[Information]

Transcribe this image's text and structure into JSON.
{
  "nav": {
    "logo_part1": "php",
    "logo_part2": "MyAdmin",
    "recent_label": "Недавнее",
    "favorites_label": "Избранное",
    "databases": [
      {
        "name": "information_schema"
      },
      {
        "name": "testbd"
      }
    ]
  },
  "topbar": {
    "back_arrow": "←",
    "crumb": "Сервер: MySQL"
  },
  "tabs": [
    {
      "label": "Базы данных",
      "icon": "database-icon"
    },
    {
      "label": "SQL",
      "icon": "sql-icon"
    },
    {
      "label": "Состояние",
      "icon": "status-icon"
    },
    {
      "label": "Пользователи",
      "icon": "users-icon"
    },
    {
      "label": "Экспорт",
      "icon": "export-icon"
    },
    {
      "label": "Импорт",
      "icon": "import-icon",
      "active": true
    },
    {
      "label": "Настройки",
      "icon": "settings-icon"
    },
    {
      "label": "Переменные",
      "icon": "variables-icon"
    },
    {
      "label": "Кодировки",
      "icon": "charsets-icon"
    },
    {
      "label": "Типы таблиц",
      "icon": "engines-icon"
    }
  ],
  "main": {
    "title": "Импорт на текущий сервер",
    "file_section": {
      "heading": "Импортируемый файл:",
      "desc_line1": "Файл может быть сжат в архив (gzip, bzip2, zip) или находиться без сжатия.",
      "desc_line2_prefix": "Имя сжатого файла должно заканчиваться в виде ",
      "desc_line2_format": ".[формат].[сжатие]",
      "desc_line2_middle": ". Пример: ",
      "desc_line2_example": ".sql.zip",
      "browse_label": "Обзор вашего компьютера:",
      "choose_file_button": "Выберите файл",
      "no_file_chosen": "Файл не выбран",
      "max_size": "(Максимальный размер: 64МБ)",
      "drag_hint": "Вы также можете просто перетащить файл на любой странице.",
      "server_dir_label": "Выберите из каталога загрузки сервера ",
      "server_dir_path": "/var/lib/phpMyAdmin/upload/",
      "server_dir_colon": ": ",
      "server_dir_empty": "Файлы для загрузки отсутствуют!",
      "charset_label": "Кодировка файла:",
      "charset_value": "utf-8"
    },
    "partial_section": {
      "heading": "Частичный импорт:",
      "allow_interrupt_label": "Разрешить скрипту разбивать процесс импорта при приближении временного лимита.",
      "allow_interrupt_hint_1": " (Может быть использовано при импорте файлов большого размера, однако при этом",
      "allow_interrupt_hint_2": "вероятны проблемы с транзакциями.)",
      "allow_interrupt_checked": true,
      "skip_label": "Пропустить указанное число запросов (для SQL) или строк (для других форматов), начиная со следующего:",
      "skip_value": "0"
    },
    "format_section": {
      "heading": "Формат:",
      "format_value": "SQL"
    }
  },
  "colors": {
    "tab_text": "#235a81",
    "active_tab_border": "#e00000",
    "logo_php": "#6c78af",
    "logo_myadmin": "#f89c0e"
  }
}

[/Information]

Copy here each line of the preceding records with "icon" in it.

■ **Answer box**:
      "icon": "database-icon"
      "icon": "sql-icon"
      "icon": "status-icon"
      "icon": "users-icon"
      "icon": "export-icon"
      "icon": "import-icon",
      "icon": "settings-icon"
      "icon": "variables-icon"
      "icon": "charsets-icon"
      "icon": "engines-icon"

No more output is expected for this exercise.